“A classic Woody Allen point, sardonically bittersweet”
It’s that time again…………..that of many special occasions we have through the year!………………..When we loyally anticipate the new Woody Allen movie of the summer!!!
Café Society stars Jesse Eisenberg as Bobby, a young New Yorker who decides to move from home to LA to make it in Hollywood. Knowing he has an uncle in the business played by Steve Carrell, Bobby instances his uncle gives him a job and through that Bobby meets his uncle’s assistant Vonnie, played by Kristen Stewart. Though Vonnie works within Hollywood, she resists the life style and prefers things on a more intimate level and as her and Bobby work together, they bond on these ideals and Bobby begins to fall for her and in return falls for him. Things get fragmented though, as Bobby becomes more and more consumed by the Hollywood business, making Vonnie’s bond with him less enchanting while all the while knowing she had something real with him from the start.
What’s intriguing about Café Society is that most of the movie from the start is an exercise in distraction. Bobby’s career trajectory, Vonnie’s identity struggle and the conquests of the side characters hold no weight and purposely so, in order for the naturally realized epiphany of the movie to strike. Café Society is structured to express its main point; man-made excitement only goes so far in the human mind, because it isn’t tangle, as it maintains survival but isn’t the venture of survival. We pay more attention to status because it’s visible but not towards emotional bond because it’s not.
Café Society leaves to say, that so much can change and improve in your life. So much can go by and flourish, but the end result, no matter how big, falls short, when the couple of moments that lead to it all, can’t be recalled.
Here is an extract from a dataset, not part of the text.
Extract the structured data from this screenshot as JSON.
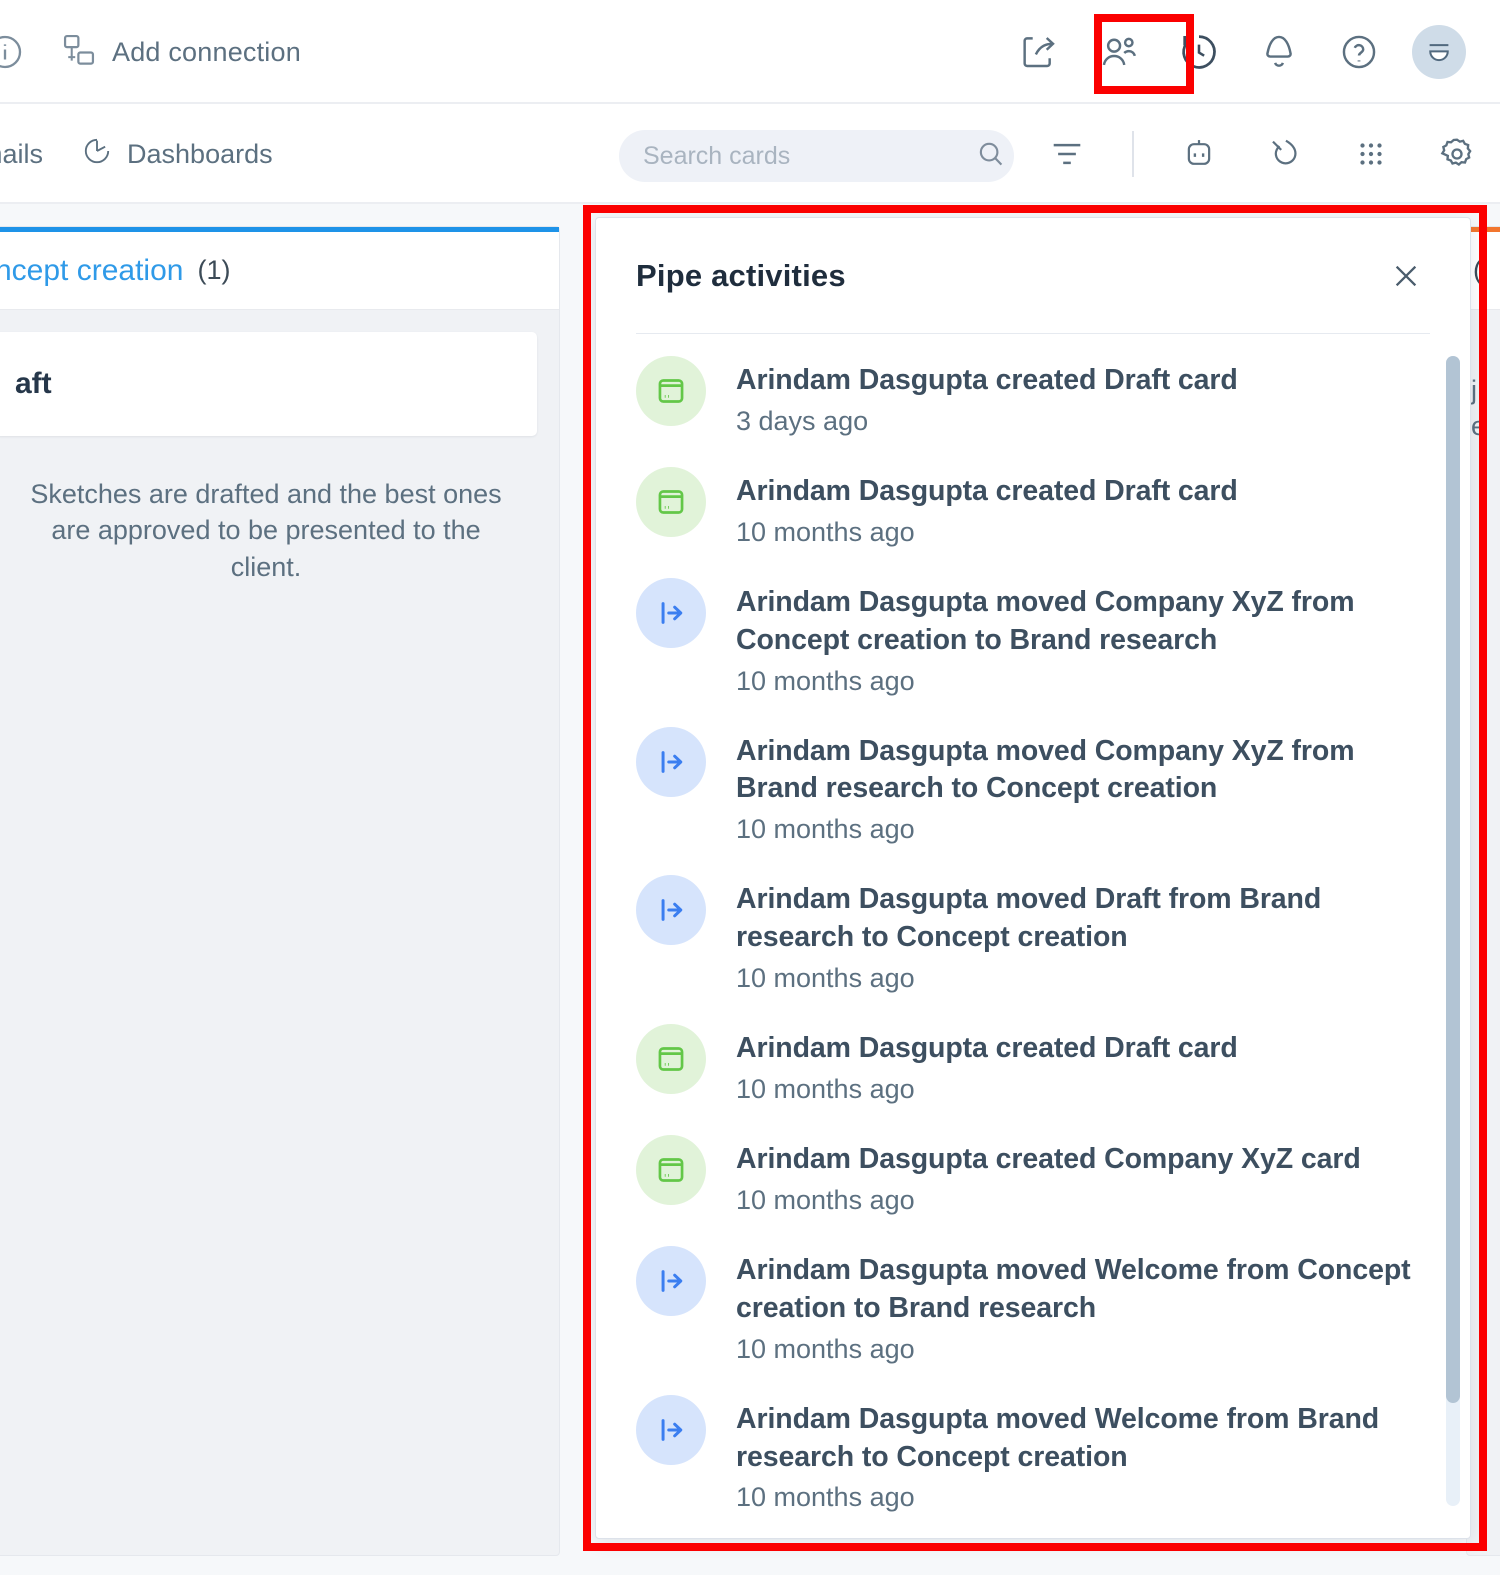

Café Society will leave you stuck in your chair, realizing it’s those moments we need the most.
This may be Woody Allen’s darkest film yet.